    From women who've had tubal ligation, or partial hysterectomies, WHAT WAS YOUR FIRST STEP? I'm not in a rush to get this but I DO want this within the next 5 years. I was thinking about going to a psychologist or counselor to talk to them about this in hopes that ongoing documentation would prove that I am mentally competent to make this choice in the future.

    Sorry this was so long, any thoughts? PLEASE RESPOND.

    2 agree
    • Hi, Raquel! This is the original poster. Have you talked to a gynecologist about getting sterilized? That's all I did. I think I ended up having an easier time than some, but it's not a bad place to start. If you have a good primary care/family doctor, ask him/her for a reference to an open-minded gyno office. Mine was in a hospital and had general surgeons who did those kind of procedures regularly. Try that. I originally went to that appointment assuming I'd have to jump through some hoops, like getting counseling and sign some papers/waivers. I didn't after all. In your situation, it can't hurt to ask and keep asking until you find someone who will do the surgery. Figure out what reassurances they need and then do it if you are comfortable with them. If I was able to get this surgery in Tennessee, then I think you should able to find someone in North Carolina to do it.

      1 agrees
      • Thanks Heather!

        It's good to hear from a like-minded individual. The friends/family that I've brought this up to never truely seem to understand, or think I'll eventually change my mind. I've actually haven't spoken to a gynecologist yet, in fear of hearing what others have heard from practicioners and such. But now that you've brought it up it's something I'll definitely look into. I understand that my experience may not be as easy as yours but fingers crossed!
        Regarding cost, did your insurance cover yours or was it out of pocket? Currently I'm under my parent's tricare insurance, but I'd much rather wait until I graduate and get my own insurance like BlueCross if my job were to offer it.

        Thanks for replying!

        1 agrees
        • I had mine done through public health, so look into your local government health agency to see if they have a family planning department. Good luck.

          1 agrees
  37. I am Mrs Patience i want to thank God for using Dr Ifagbemi for me
    I have been barred for the past 6 years of marriage,but within 1 month 2 weeks i used Dr Ifagbemi`s natural herbal mixture i got pregnant
    And to the glory of God about to deliver,for your own booking
    Contact Dr Ifagbemi:drifagbemi@gmail .com

  38. Wow. Just wow. I could have written this word-for-word! I got my tubes tied when I was 20 years old and I haven't regretted it once. I had no idea how many women had a hard time getting it done until afterward – I had great insurance and an amazing doctor who listened to me and said "you're an adult and if you're 100% sure this is what you want I have no problem with it."

    Now at 32 I'm still learning who I am myself and couldn't imagine my life with children. I've never been maternal. I've never longed to have a baby. I know that 12 years ago I made the right call and I'm so incredibly thankful I had a compassionate doctor who honored my wishes.

  39. I love how clear it is that this was the right choice for you and yet you still affirm people who make a different.

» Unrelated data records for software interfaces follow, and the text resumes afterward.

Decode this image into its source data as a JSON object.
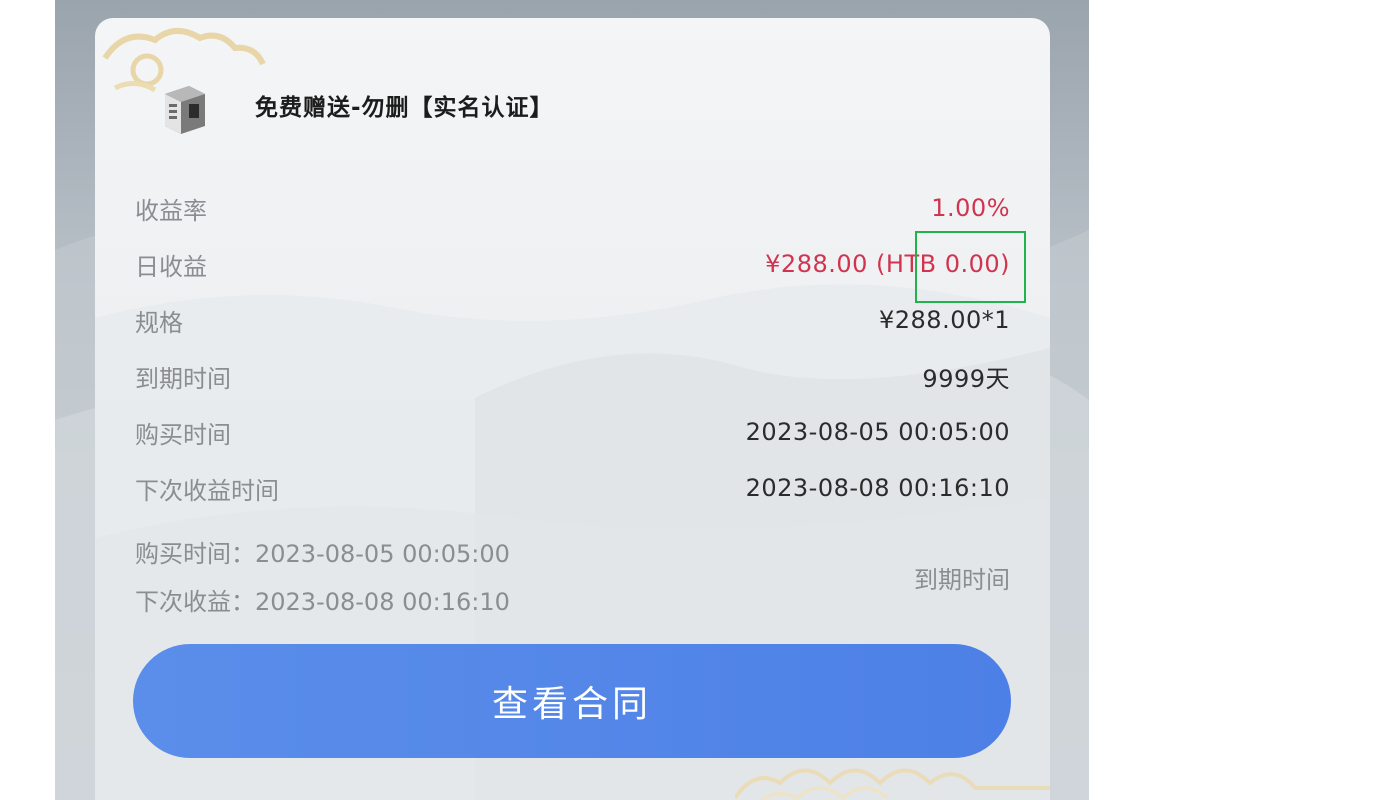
{
  "product": {
    "title": "免费赠送-勿删【实名认证】",
    "icon": "server-box-icon"
  },
  "details": [
    {
      "label": "收益率",
      "value": "1.00%",
      "accent": "red"
    },
    {
      "label": "日收益",
      "value": "¥288.00 (HTB 0.00)",
      "accent": "red"
    },
    {
      "label": "规格",
      "value": "¥288.00*1",
      "accent": "dark"
    },
    {
      "label": "到期时间",
      "value": "9999天",
      "accent": "dark"
    },
    {
      "label": "购买时间",
      "value": "2023-08-05 00:05:00",
      "accent": "dark"
    },
    {
      "label": "下次收益时间",
      "value": "2023-08-08 00:16:10",
      "accent": "dark"
    }
  ],
  "summary": {
    "purchase_line": "购买时间：2023-08-05 00:05:00",
    "next_line": "下次收益：2023-08-08 00:16:10",
    "expiry_label": "到期时间"
  },
  "actions": {
    "view_contract": "查看合同"
  },
  "colors": {
    "accent_red": "#d0344f",
    "button_blue": "#5283e8",
    "highlight_green": "#22b24c"
  }
}
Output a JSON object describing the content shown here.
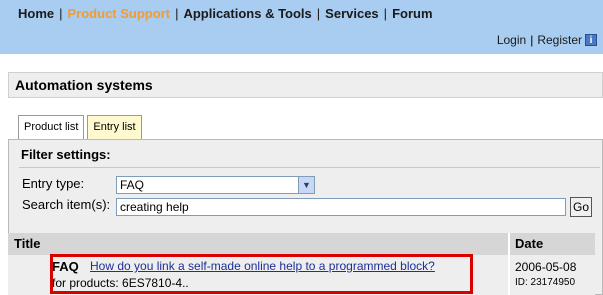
{
  "nav": {
    "items": [
      {
        "label": "Home",
        "active": false
      },
      {
        "label": "Product Support",
        "active": true
      },
      {
        "label": "Applications & Tools",
        "active": false
      },
      {
        "label": "Services",
        "active": false
      },
      {
        "label": "Forum",
        "active": false
      }
    ],
    "separator": "|"
  },
  "util": {
    "login": "Login",
    "separator": "|",
    "register": "Register",
    "info_icon": "i"
  },
  "page": {
    "title": "Automation systems"
  },
  "tabs": [
    {
      "label": "Product list",
      "active": false
    },
    {
      "label": "Entry list",
      "active": true
    }
  ],
  "filter": {
    "heading": "Filter settings:",
    "entry_type_label": "Entry type:",
    "entry_type_value": "FAQ",
    "dropdown_arrow": "▼",
    "search_label": "Search item(s):",
    "search_value": "creating help",
    "go_label": "Go"
  },
  "table": {
    "columns": [
      "Title",
      "Date"
    ],
    "rows": [
      {
        "type": "FAQ",
        "link": "How do you link a self-made online help to a programmed block?",
        "products": "for products: 6ES7810-4..",
        "date": "2006-05-08",
        "id": "ID: 23174950"
      }
    ]
  },
  "colors": {
    "topbar": "#a8cdf0",
    "active_nav": "#f39b2e",
    "highlight": "#d90000",
    "link": "#1c2f9a"
  }
}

So many pieces about choosing to have kids and not choosing to have kids tend towards judgement. This piece is so positive and respectful of choices, it's awesome.

  40. Elena, a hysterectomy and a tubal ligation (in laymen terms tying tubes) are completely different surgical procedures. I had my tubes tied which means I still have my ovaries and uterus, but my fallopian tubes have been burned/rendered unusable. The end result is that an egg can't get to my uterus to implant.

Join the conversation

Your email address will not be published. Required fields are marked *

No-drama comment policy

Part of what makes the Offbeat Empire different is our commitment to civil, constructive commenting. Make sure you're familiar with our no-drama comment policy.